DATA EXTRACT START

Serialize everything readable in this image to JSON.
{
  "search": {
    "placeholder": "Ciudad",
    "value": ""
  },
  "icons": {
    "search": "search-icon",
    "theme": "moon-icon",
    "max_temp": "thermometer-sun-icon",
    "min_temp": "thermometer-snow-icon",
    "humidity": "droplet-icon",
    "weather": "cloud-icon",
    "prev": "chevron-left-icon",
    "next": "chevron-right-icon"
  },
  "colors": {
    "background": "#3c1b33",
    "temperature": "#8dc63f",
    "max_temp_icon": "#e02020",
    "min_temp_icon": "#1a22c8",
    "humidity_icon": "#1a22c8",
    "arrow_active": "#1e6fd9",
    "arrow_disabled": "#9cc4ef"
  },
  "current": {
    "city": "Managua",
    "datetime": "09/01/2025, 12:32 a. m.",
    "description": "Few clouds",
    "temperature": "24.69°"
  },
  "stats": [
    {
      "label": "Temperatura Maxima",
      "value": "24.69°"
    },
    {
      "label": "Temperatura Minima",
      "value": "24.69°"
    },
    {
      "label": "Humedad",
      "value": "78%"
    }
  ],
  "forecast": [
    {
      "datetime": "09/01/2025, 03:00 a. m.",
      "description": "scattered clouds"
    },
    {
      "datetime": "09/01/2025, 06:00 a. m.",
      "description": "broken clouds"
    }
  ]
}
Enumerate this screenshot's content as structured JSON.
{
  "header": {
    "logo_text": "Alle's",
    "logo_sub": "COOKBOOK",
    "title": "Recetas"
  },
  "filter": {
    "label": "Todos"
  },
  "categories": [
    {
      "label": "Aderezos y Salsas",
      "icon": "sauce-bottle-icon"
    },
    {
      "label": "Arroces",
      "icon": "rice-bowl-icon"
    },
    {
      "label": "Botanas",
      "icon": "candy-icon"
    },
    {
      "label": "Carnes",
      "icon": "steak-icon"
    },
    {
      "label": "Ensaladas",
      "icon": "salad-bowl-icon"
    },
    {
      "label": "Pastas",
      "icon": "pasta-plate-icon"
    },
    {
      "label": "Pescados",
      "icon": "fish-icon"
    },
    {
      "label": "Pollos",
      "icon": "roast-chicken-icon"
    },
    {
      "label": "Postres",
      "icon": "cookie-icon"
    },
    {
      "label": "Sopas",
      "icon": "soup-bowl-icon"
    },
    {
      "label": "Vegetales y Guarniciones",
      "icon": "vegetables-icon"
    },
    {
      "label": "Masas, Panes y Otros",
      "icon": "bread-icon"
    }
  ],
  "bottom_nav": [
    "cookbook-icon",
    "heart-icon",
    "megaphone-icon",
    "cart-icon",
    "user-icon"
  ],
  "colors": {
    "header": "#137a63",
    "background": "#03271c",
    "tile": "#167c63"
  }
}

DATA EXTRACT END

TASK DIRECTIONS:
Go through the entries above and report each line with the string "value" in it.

ANSWER FOR THIS EXERCISE:
    "value": ""
      "value": "24.69°"
      "value": "24.69°"
      "value": "78%"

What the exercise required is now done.